§ ENTRIES SHOWN:
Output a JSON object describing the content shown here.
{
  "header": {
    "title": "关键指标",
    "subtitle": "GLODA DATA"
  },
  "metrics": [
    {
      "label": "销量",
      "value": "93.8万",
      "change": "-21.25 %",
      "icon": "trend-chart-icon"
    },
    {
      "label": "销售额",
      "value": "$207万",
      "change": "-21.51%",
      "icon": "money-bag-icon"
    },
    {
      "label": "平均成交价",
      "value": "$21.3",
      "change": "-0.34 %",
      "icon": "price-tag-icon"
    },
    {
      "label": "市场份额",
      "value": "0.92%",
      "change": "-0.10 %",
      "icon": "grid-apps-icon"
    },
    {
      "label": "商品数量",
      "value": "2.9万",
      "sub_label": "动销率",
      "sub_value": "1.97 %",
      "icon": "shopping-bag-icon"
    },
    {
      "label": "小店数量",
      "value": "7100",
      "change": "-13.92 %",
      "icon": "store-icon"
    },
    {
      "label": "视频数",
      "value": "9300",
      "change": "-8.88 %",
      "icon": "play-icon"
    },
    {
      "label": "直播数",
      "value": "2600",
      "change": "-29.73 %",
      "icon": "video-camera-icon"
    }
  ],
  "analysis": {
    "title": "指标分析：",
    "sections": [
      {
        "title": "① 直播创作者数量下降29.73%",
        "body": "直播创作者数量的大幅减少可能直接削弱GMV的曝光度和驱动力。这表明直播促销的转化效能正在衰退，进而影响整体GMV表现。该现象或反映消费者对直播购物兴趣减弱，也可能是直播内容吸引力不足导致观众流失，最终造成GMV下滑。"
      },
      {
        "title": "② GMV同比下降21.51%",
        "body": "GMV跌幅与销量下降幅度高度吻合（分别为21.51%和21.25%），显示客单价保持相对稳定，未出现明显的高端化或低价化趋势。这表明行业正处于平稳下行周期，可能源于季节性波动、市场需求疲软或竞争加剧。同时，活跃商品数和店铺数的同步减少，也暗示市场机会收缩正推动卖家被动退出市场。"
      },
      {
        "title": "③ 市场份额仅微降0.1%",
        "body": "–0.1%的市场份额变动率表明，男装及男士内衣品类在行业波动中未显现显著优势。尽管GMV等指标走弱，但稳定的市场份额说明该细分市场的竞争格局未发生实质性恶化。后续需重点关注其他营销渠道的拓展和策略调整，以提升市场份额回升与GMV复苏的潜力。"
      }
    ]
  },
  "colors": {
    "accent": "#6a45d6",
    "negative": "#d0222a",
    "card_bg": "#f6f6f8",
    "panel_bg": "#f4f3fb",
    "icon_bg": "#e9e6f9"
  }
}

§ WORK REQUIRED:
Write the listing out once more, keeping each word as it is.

§ WRITTEN RESPONSE:
Output a JSON object describing the content shown here.
{
  "header": {
    "title": "关键指标",
    "subtitle": "GLODA DATA"
  },
  "metrics": [
    {
      "label": "销量",
      "value": "93.8万",
      "change": "-21.25 %",
      "icon": "trend-chart-icon"
    },
    {
      "label": "销售额",
      "value": "$207万",
      "change": "-21.51%",
      "icon": "money-bag-icon"
    },
    {
      "label": "平均成交价",
      "value": "$21.3",
      "change": "-0.34 %",
      "icon": "price-tag-icon"
    },
    {
      "label": "市场份额",
      "value": "0.92%",
      "change": "-0.10 %",
      "icon": "grid-apps-icon"
    },
    {
      "label": "商品数量",
      "value": "2.9万",
      "sub_label": "动销率",
      "sub_value": "1.97 %",
      "icon": "shopping-bag-icon"
    },
    {
      "label": "小店数量",
      "value": "7100",
      "change": "-13.92 %",
      "icon": "store-icon"
    },
    {
      "label": "视频数",
      "value": "9300",
      "change": "-8.88 %",
      "icon": "play-icon"
    },
    {
      "label": "直播数",
      "value": "2600",
      "change": "-29.73 %",
      "icon": "video-camera-icon"
    }
  ],
  "analysis": {
    "title": "指标分析：",
    "sections": [
      {
        "title": "① 直播创作者数量下降29.73%",
        "body": "直播创作者数量的大幅减少可能直接削弱GMV的曝光度和驱动力。这表明直播促销的转化效能正在衰退，进而影响整体GMV表现。该现象或反映消费者对直播购物兴趣减弱，也可能是直播内容吸引力不足导致观众流失，最终造成GMV下滑。"
      },
      {
        "title": "② GMV同比下降21.51%",
        "body": "GMV跌幅与销量下降幅度高度吻合（分别为21.51%和21.25%），显示客单价保持相对稳定，未出现明显的高端化或低价化趋势。这表明行业正处于平稳下行周期，可能源于季节性波动、市场需求疲软或竞争加剧。同时，活跃商品数和店铺数的同步减少，也暗示市场机会收缩正推动卖家被动退出市场。"
      },
      {
        "title": "③ 市场份额仅微降0.1%",
        "body": "–0.1%的市场份额变动率表明，男装及男士内衣品类在行业波动中未显现显著优势。尽管GMV等指标走弱，但稳定的市场份额说明该细分市场的竞争格局未发生实质性恶化。后续需重点关注其他营销渠道的拓展和策略调整，以提升市场份额回升与GMV复苏的潜力。"
      }
    ]
  },
  "colors": {
    "accent": "#6a45d6",
    "negative": "#d0222a",
    "card_bg": "#f6f6f8",
    "panel_bg": "#f4f3fb",
    "icon_bg": "#e9e6f9"
  }
}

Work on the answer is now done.